Criminal profilers are among the most mystic people in law enforcement, it almost seems they conjure an aura of mystery and intelligence; after all, this is probably the work of the number of movies and TV series which were built around this field of work. In this article, we’ll take a look at exactly what a criminal profiler does, the myths and reality of the job, and what requirements are needed to work in this field.
Offender profiling/criminal profiling
According to Wikpiedia, “offender profiling, also known as criminal profiling, is a behavioral and investigative tool that is intended to help investigators to accurately predict and profile the characteristics of unknown criminal subjects or offenders“. If we put that in common English, criminal profiling is the act of developing a psychological profile of an offender/criminal based on what can be deducted from the crime scene.
Picture a sketch of a criminal; the sketch is made based on how a witness (or more) describes him. The sketch can be more or less accurate, depending on the accuracy of the description and the skill of the portrait artist. The criminal profile is a mental sketch of the criminal, done based on what can be deducted from the crime scene and it also can be more or less accurate, depending on how much information the crime scene provides, and also the deductive skills of the profiler.

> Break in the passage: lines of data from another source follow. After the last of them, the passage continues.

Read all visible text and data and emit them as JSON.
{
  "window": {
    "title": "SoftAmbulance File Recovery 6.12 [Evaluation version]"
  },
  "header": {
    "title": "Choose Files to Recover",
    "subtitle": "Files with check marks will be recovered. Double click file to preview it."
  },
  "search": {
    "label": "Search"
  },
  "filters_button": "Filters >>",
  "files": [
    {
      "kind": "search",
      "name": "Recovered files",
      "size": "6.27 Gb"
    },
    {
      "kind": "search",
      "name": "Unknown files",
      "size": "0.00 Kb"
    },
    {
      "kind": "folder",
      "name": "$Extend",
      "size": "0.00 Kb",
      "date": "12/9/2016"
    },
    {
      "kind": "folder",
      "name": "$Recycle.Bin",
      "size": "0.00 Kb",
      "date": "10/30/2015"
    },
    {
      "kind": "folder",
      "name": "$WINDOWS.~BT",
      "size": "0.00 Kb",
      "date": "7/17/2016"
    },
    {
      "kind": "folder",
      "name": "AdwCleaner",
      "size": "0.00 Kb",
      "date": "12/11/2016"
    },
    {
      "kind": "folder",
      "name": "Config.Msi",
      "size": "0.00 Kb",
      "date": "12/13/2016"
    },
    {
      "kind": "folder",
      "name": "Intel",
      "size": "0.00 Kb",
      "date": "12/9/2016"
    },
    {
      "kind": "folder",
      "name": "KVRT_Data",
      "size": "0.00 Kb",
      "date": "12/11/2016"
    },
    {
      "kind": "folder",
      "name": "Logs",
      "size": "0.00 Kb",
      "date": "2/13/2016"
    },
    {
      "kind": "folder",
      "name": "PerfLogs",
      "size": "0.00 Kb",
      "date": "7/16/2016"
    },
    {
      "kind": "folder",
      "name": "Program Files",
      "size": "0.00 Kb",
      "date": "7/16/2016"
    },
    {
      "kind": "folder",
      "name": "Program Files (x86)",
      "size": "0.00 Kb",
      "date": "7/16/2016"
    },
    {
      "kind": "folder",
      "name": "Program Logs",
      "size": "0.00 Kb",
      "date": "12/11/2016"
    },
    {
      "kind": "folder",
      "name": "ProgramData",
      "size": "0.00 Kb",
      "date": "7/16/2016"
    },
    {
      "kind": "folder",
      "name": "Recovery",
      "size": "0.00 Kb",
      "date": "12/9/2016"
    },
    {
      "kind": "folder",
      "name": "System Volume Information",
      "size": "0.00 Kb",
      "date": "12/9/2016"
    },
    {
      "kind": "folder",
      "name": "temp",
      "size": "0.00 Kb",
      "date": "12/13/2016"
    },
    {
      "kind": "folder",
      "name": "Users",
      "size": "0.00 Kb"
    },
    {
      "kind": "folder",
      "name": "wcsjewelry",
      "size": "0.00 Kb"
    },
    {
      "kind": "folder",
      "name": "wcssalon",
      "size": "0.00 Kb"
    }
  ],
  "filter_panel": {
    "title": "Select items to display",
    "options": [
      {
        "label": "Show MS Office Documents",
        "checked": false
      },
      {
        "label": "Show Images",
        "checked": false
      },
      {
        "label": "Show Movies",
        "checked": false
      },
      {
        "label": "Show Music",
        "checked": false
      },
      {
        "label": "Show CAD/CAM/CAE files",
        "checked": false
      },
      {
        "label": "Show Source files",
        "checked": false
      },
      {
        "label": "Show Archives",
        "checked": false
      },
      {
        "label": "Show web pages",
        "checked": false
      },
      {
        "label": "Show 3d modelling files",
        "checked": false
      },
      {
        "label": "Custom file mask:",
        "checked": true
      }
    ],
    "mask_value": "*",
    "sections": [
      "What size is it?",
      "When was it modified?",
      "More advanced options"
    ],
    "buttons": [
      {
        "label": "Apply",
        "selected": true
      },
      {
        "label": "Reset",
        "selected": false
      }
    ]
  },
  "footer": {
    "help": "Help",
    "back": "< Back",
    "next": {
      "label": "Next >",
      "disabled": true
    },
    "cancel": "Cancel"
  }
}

Criminal profilers work closely with investigators and detectives, and their main weapon is the power of deduction. You can think of them as a type of modern day Sherlock Holmes, though that’s a long stretch, and they rely on hard cold facts much more, and far less on intuition. There’s often only a thin line between detectives and profilers, but the line exists nonetheless: detectives do many things while also working with deductions, while profiling relies solely on the psychology of the criminal.
What does a criminal profiler do?
A highly reputable paper by identified four main approaches to offender profilig:
– The geographical approach, in which geographic patterns are analyzed in order to determine where the criminal works/lives/hangs out, what type of places does he like, etc.
– The typological approach looks at the specific characteristics of the crime scene to characterize the criminal based on several important traits – this is what you usually see in the movies when somebody characterizes the criminal, though it is presented in a very distorted light.
– Investigative psychology, in which psychological theories of analysis are used to to present characteristics about the criminal based on his type of offense and behavior
– The clinical approach to offender profiling in which the understanding of psychiatry and clinical psychology is used to determine whether the offender is suffering from mental problems or other psychological affections.
Usually, profilers analyze old cases; sometimes, old cases with big layers of dust on them. However, in some cases, they tap in early on and get on the field, sometimes even travel to the crime scene.
Profilers may also work with lawyers, conduct private investigations, or work with the police, FBI, or other such organizations. So what do you need to do to become a profiler?
Good profilers typically have the following traits and abilities: a very logical mind, an ability to solve puzzles, and the tenaticity to keep going and going when it seems no answers are available. You have to be a borderline cynic, and a hardened mind, with an ability to ignore the awful things (or at least not let them get to you). You’re going to be involved in some seriously disturbing cases, and you have to deal with the huge stress involved in catching offenders such as a serial killer. Your mental health has to be excellent, and you shouldn’t be phased by bizarre human behavior.
The education requirements for the job are also quite demanding – the absolute minimum is a masters degree, preferably in forensic psychology. This being said, there is no fixed educational path required, no specific certifications are usually asked. Most criminal profilers have degrees in psychology or the more specific area of forensics psychology or criminal justice. Experience is also necessary, and an apprenticeship is a rather common practice – though finding another profiler to work with is usually a hard job.
So if you’re a highly analytical, detail noticing person prepared to work in a highly stressful environment, surrounded by disturbing circumstances, a carreer in criminal profiling may be the right thing for you!